This review contains spoilers.
The sad thing about the ninth episode in SCREAM Season 2 is that it is becoming more obvious than ever that its writers were given twelve episodes to tell a story that could have been better told with eight or nine. This entire episode needlessly extended subplots while glossing over new bits of information that get lost in all the filler. It’s not that the show is becoming lazy or the writers haven’t been able to find a direction to take the story in. I really like the killer’s strategy this season and the mind games he or she has been playing with the characters. It’s not often that an antagonist has been able to pull at tiny threads and watch the entire carpet unravel itself. But the longer things get drawn out, the less we care about the big reveals and the more frustrating it becomes to tune in every week.
Last week’s episode ended with Emma finding out about Audrey’s involvement with Piper. Naturally, Emma would want to distance herself from her. But other than a single scene of Emma throwing Audrey into a locker, the episode doesn’t linger on much of why Emma has reacted so strongly negative to what she has learned about Audrey. Kieran, who usually has a very interesting perspective on the situation, is regulated to being little more than Emma’s cheerleader. It goes to show that the writers have found very little to do with Kieran this season.
Much of this episode is wasted on Audrey trying to find out who sent the email to Emma. Audrey accuses Zoe, which Noah outright denies could have had anything to do with it, despite that the IP trace linking directly back to Zoe’s email address. It is strangely out of character for Noah to dismiss so much crucial information, but the episode takes a lot of time to cram it down the audience’s throat that Noah is googly-eyed for Zoe. A needlessly drawn out and out of place sex scene occurs between Noah and Zoe, which only serves to either divert attention onto Zoe as a more suspicious character or waste screen time.
Three subplots that should have been given a lot more weight are the reveal about Gustavo’s past in accidentally killing his friend, Brooke learning about Jake and her father’s dealings, and the discovery that Kristen Lang and Piper grew up in the same orphanage together.

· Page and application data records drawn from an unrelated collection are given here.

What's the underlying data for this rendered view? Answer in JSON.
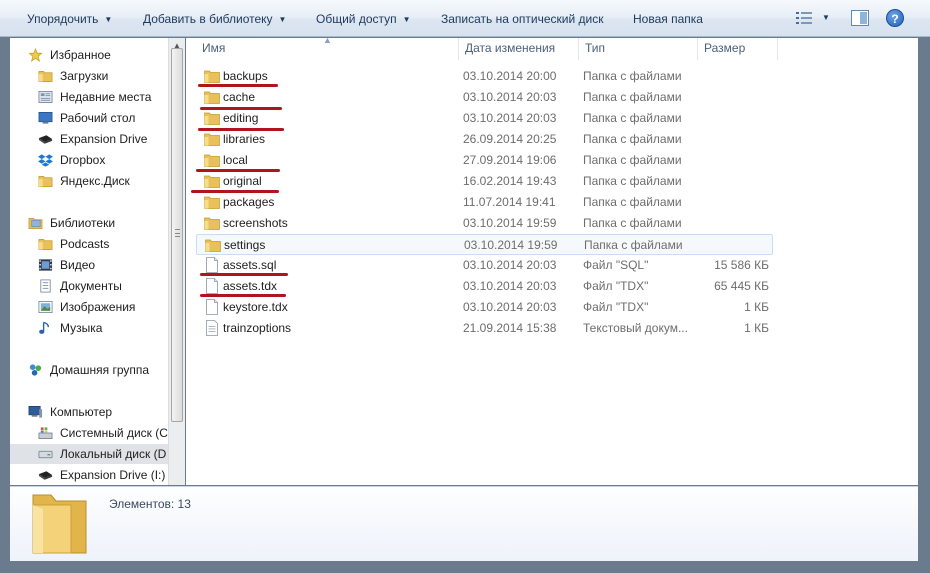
{
  "toolbar": {
    "organize": "Упорядочить",
    "add_to_library": "Добавить в библиотеку",
    "share": "Общий доступ",
    "burn": "Записать на оптический диск",
    "new_folder": "Новая папка",
    "help": "?"
  },
  "nav": {
    "favorites": "Избранное",
    "downloads": "Загрузки",
    "recent": "Недавние места",
    "desktop": "Рабочий стол",
    "expansion_drive": "Expansion Drive",
    "dropbox": "Dropbox",
    "yandex_disk": "Яндекс.Диск",
    "libraries": "Библиотеки",
    "podcasts": "Podcasts",
    "video": "Видео",
    "documents": "Документы",
    "images": "Изображения",
    "music": "Музыка",
    "homegroup": "Домашняя группа",
    "computer": "Компьютер",
    "system_disk": "Системный диск (C",
    "local_disk": "Локальный диск (D",
    "expansion_drive_i": "Expansion Drive (I:)"
  },
  "columns": {
    "name": "Имя",
    "date": "Дата изменения",
    "type": "Тип",
    "size": "Размер"
  },
  "files": [
    {
      "name": "backups",
      "date": "03.10.2014 20:00",
      "type": "Папка с файлами",
      "size": ""
    },
    {
      "name": "cache",
      "date": "03.10.2014 20:03",
      "type": "Папка с файлами",
      "size": ""
    },
    {
      "name": "editing",
      "date": "03.10.2014 20:03",
      "type": "Папка с файлами",
      "size": ""
    },
    {
      "name": "libraries",
      "date": "26.09.2014 20:25",
      "type": "Папка с файлами",
      "size": ""
    },
    {
      "name": "local",
      "date": "27.09.2014 19:06",
      "type": "Папка с файлами",
      "size": ""
    },
    {
      "name": "original",
      "date": "16.02.2014 19:43",
      "type": "Папка с файлами",
      "size": ""
    },
    {
      "name": "packages",
      "date": "11.07.2014 19:41",
      "type": "Папка с файлами",
      "size": ""
    },
    {
      "name": "screenshots",
      "date": "03.10.2014 19:59",
      "type": "Папка с файлами",
      "size": ""
    },
    {
      "name": "settings",
      "date": "03.10.2014 19:59",
      "type": "Папка с файлами",
      "size": ""
    },
    {
      "name": "assets.sql",
      "date": "03.10.2014 20:03",
      "type": "Файл \"SQL\"",
      "size": "15 586 КБ"
    },
    {
      "name": "assets.tdx",
      "date": "03.10.2014 20:03",
      "type": "Файл \"TDX\"",
      "size": "65 445 КБ"
    },
    {
      "name": "keystore.tdx",
      "date": "03.10.2014 20:03",
      "type": "Файл \"TDX\"",
      "size": "1 КБ"
    },
    {
      "name": "trainzoptions",
      "date": "21.09.2014 15:38",
      "type": "Текстовый докум...",
      "size": "1 КБ"
    }
  ],
  "details": {
    "count": "Элементов: 13"
  },
  "colors": {
    "annotation": "#b0141c",
    "folder": "#e8c15a",
    "toolbar_text": "#1e395b"
  }
}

Learning that Gustavo showed very little emotion while watching his best friend die is a big deal, and should have been given more dramatic heft than just a simple exposition scene where Sheriff Acosta talks to Maggie Duvall. The growing closeness between Gustavo and Brooke should be more believable, and the way Brooke finds out about her father should have been given better treatment than Gustavo breaking into his father’s office and conveniently finding everything she needed to know in a single folder. It would have been more exciting if the last shot of the episode ended on the revelation about Piper and Lang. But alas, the overarching mystery of the season isn’t given much attention to.

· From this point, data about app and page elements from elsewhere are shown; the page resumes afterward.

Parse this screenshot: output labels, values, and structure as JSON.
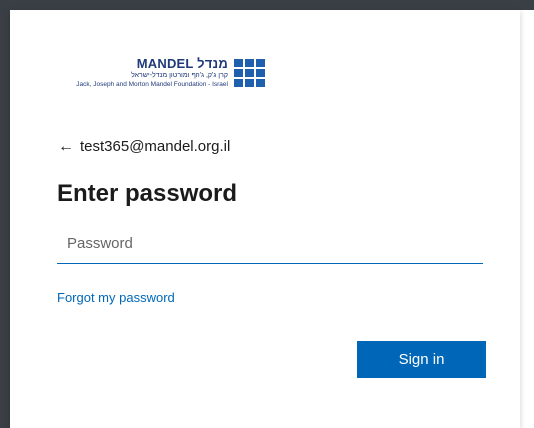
{
  "logo": {
    "brand": "MANDEL מנדל",
    "hebrew": "קרן ג'ק, ג'וזף ומורטון מנדל-ישראל",
    "english": "Jack, Joseph and Morton Mandel Foundation - Israel"
  },
  "identity": {
    "back_icon": "left-arrow-icon",
    "email": "test365@mandel.org.il"
  },
  "form": {
    "title": "Enter password",
    "password_placeholder": "Password",
    "password_value": "",
    "forgot_link": "Forgot my password",
    "signin_label": "Sign in"
  },
  "colors": {
    "accent": "#0067b8",
    "brand_blue": "#1e5fae",
    "frame": "#3a3f45"
  }
}
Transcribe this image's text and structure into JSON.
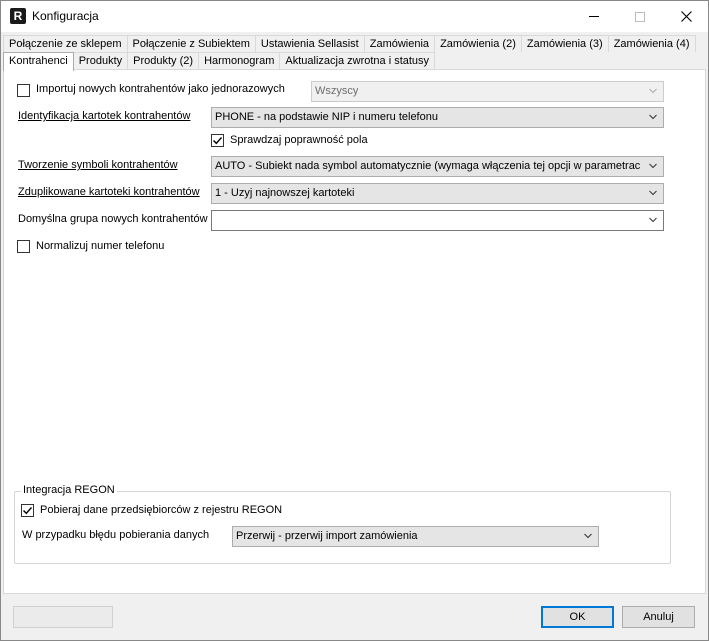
{
  "window": {
    "title": "Konfiguracja",
    "icon": "R"
  },
  "tabs_row1": [
    "Połączenie ze sklepem",
    "Połączenie z Subiektem",
    "Ustawienia Sellasist",
    "Zamówienia",
    "Zamówienia (2)",
    "Zamówienia (3)",
    "Zamówienia (4)"
  ],
  "tabs_row2": [
    "Kontrahenci",
    "Produkty",
    "Produkty (2)",
    "Harmonogram",
    "Aktualizacja zwrotna i statusy"
  ],
  "active_tab": "Kontrahenci",
  "form": {
    "import_once": {
      "label": "Importuj nowych kontrahentów jako jednorazowych",
      "checked": false,
      "combo_value": "Wszyscy"
    },
    "identification": {
      "label": "Identyfikacja kartotek kontrahentów",
      "value": "PHONE - na podstawie NIP i numeru telefonu"
    },
    "validate": {
      "label": "Sprawdzaj poprawność pola",
      "checked": true
    },
    "symbols": {
      "label": "Tworzenie symboli kontrahentów",
      "value": "AUTO - Subiekt nada symbol automatycznie (wymaga włączenia tej opcji w parametrach Su"
    },
    "duplicates": {
      "label": "Zduplikowane kartoteki kontrahentów",
      "value": "1 - Uzyj najnowszej kartoteki"
    },
    "default_group": {
      "label": "Domyślna grupa nowych kontrahentów",
      "value": ""
    },
    "normalize_phone": {
      "label": "Normalizuj numer telefonu",
      "checked": false
    }
  },
  "regon": {
    "legend": "Integracja REGON",
    "fetch": {
      "label": "Pobieraj dane przedsiębiorców z rejestru REGON",
      "checked": true
    },
    "on_error": {
      "label": "W przypadku błędu pobierania danych",
      "value": "Przerwij  - przerwij import zamówienia"
    }
  },
  "buttons": {
    "ok": "OK",
    "cancel": "Anuluj",
    "disabled": ""
  }
}
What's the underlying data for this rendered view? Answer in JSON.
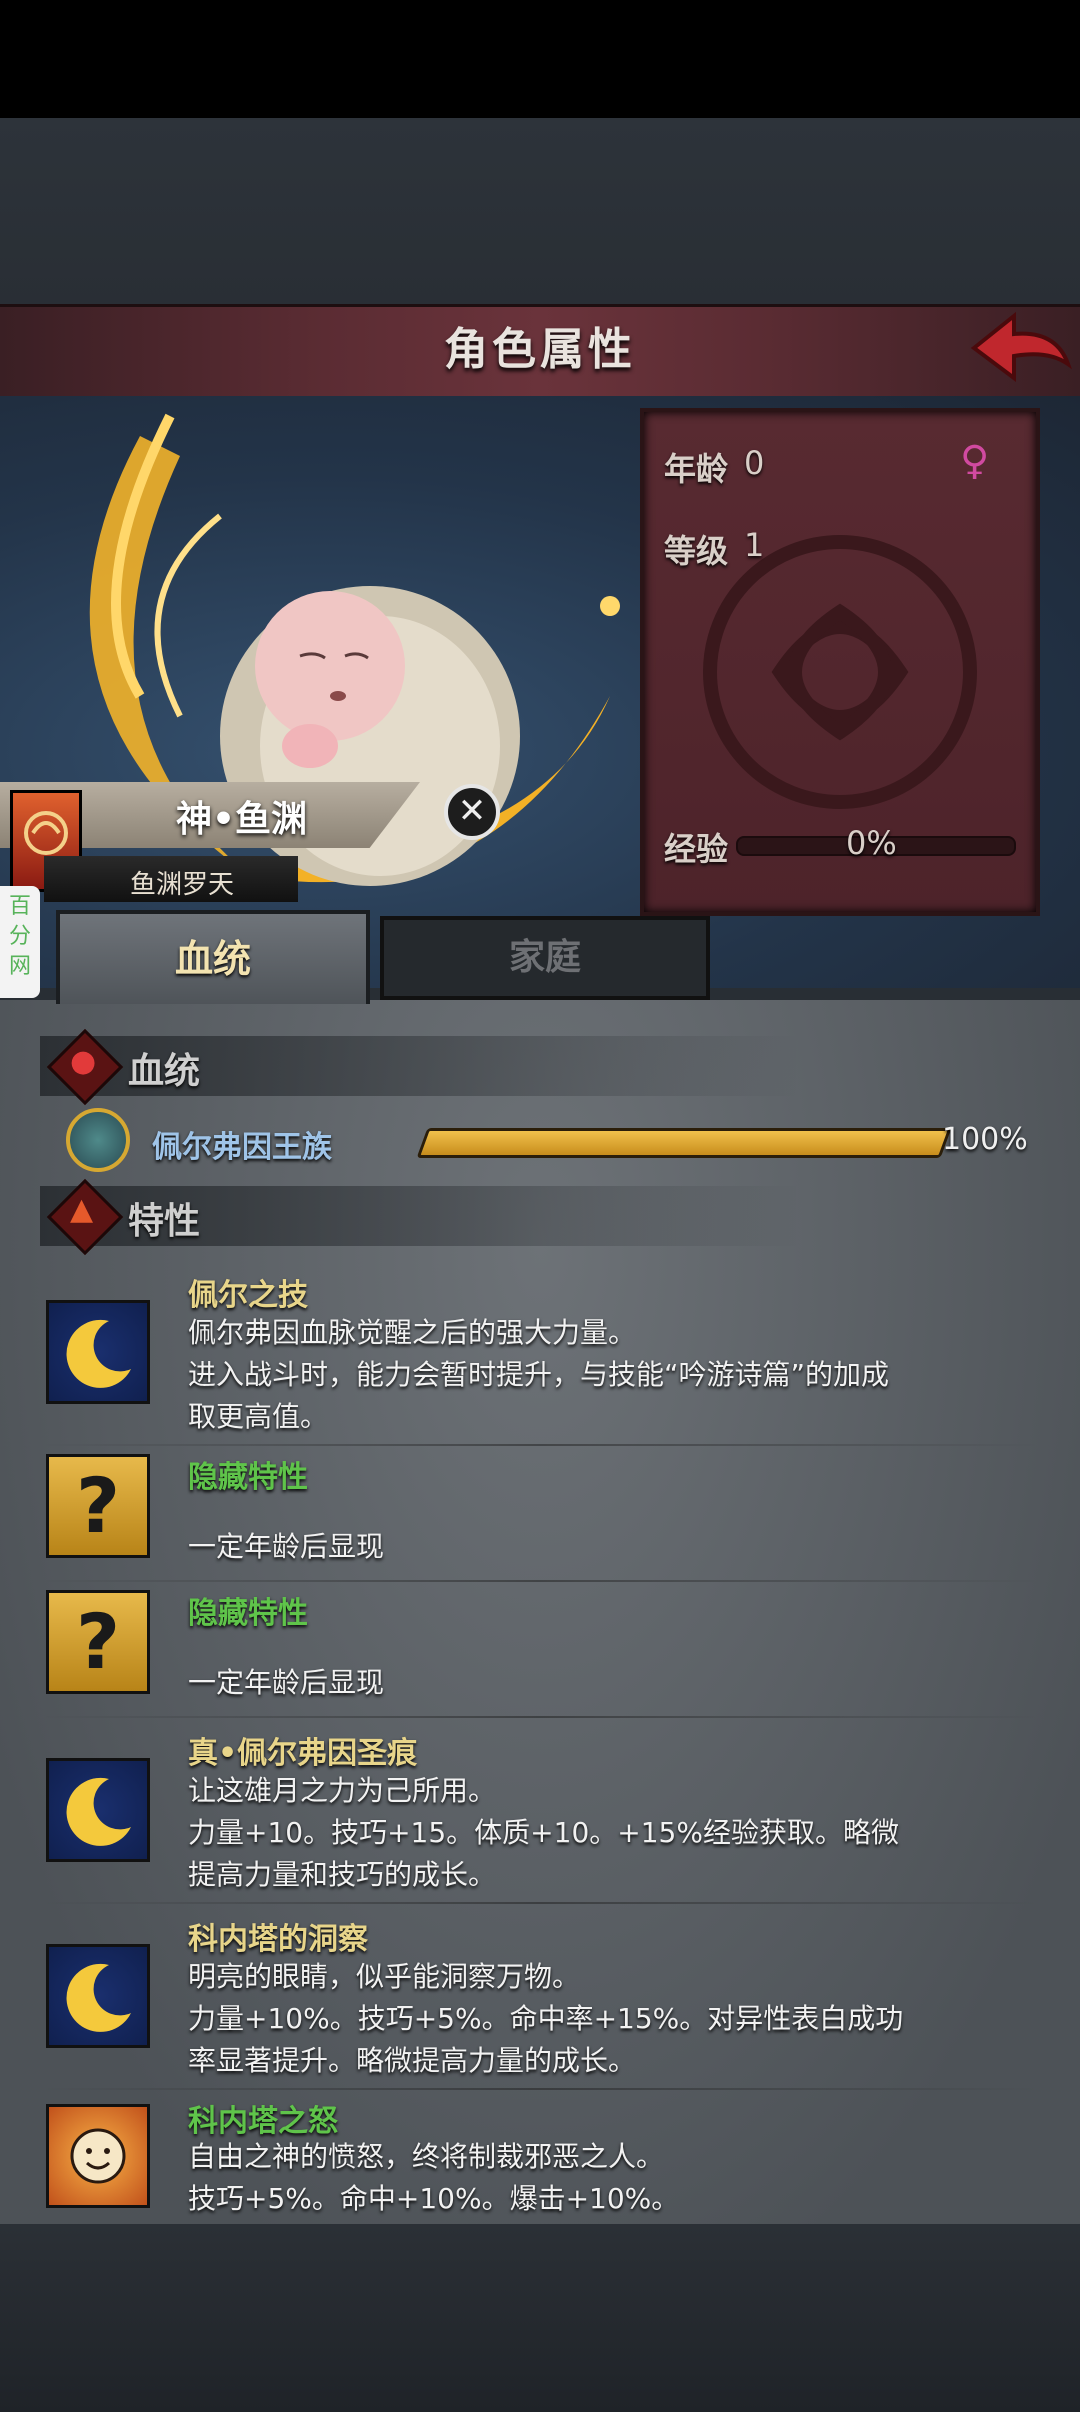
{
  "header": {
    "title": "角色属性"
  },
  "character": {
    "name": "神•鱼渊",
    "subtitle": "鱼渊罗天",
    "stats": {
      "age_label": "年龄",
      "age_value": "0",
      "level_label": "等级",
      "level_value": "1",
      "exp_label": "经验",
      "exp_value": "0%",
      "exp_fraction": 0.0
    }
  },
  "watermark": "百分网",
  "tabs": [
    {
      "label": "血统",
      "active": true
    },
    {
      "label": "家庭",
      "active": false
    }
  ],
  "lineage": {
    "section_title": "血统",
    "name": "佩尔弗因王族",
    "percent_text": "100%",
    "fraction": 1.0
  },
  "traits": {
    "section_title": "特性",
    "items": [
      {
        "icon": "crescent-moon-icon",
        "name": "佩尔之技",
        "name_color": "#e8d58a",
        "desc": "佩尔弗因血脉觉醒之后的强大力量。\n进入战斗时，能力会暂时提升，与技能“吟游诗篇”的加成\n取更高值。"
      },
      {
        "icon": "question-mark-icon",
        "name": "隐藏特性",
        "name_color": "#5fc44a",
        "desc": "一定年龄后显现"
      },
      {
        "icon": "question-mark-icon",
        "name": "隐藏特性",
        "name_color": "#5fc44a",
        "desc": "一定年龄后显现"
      },
      {
        "icon": "crescent-moon-icon",
        "name": "真•佩尔弗因圣痕",
        "name_color": "#e8d58a",
        "desc": "让这雄月之力为己所用。\n力量+10。技巧+15。体质+10。+15%经验获取。略微\n提高力量和技巧的成长。"
      },
      {
        "icon": "crescent-moon-icon",
        "name": "科内塔的洞察",
        "name_color": "#e8d58a",
        "desc": "明亮的眼睛，似乎能洞察万物。\n力量+10%。技巧+5%。命中率+15%。对异性表白成功\n率显著提升。略微提高力量的成长。"
      },
      {
        "icon": "smiling-sun-icon",
        "name": "科内塔之怒",
        "name_color": "#5fc44a",
        "desc": "自由之神的愤怒，终将制裁邪恶之人。\n技巧+5%。命中+10%。爆击+10%。"
      }
    ]
  }
}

Instead, the final shot is the death of yet another character we don’t care about: Haley. Despite the season’s earlier half suggesting Haley would play a substantial role in the narrative, the character has been inexplicably sidelined. Her usefulness has been limited to merely showing up to make a few jabs at Emma and then disappearing as quickly as she arrives. While at a party that was staged to look like Emma and Audrey had thrown it, Haley is murdered in a vicious and cruel stabbing by the killer. The unexpected part here is that Haley has been unknowingly dating the killer. But because we know so little about Haley, nor do we care much about her, the twist has little dramatic heft, and her death is nothing more than another throwaway character biting the dust.
With three episodes left in SCREAM Season 2, we can only hope that the show will be able to make up for the last three mediocre weeks. At this point, the show is also battling audience fatigue, which is the worst place for it to be in. No writer wants his or her audience tuning in out of sheer obligation to get it over with. But this season has too many episodes and not enough story to create a consistently entertaining experience.
What did you think of the episode? Post on the comments below and let me know your thoughts. You can also watch all current episodes of SCREAM on Netflix.
Season 2’s strong start has lost its steam
The Orphanage does little to bring SCREAM Season 2 out of its mid-season draught. Too much time is spent dragging out needless subplots while glossing over what should have been major reveals. The last three episodes have only proved that a longer season doesn’t necessarily mean a better one if the course of your story hasn’t been better planned and executed.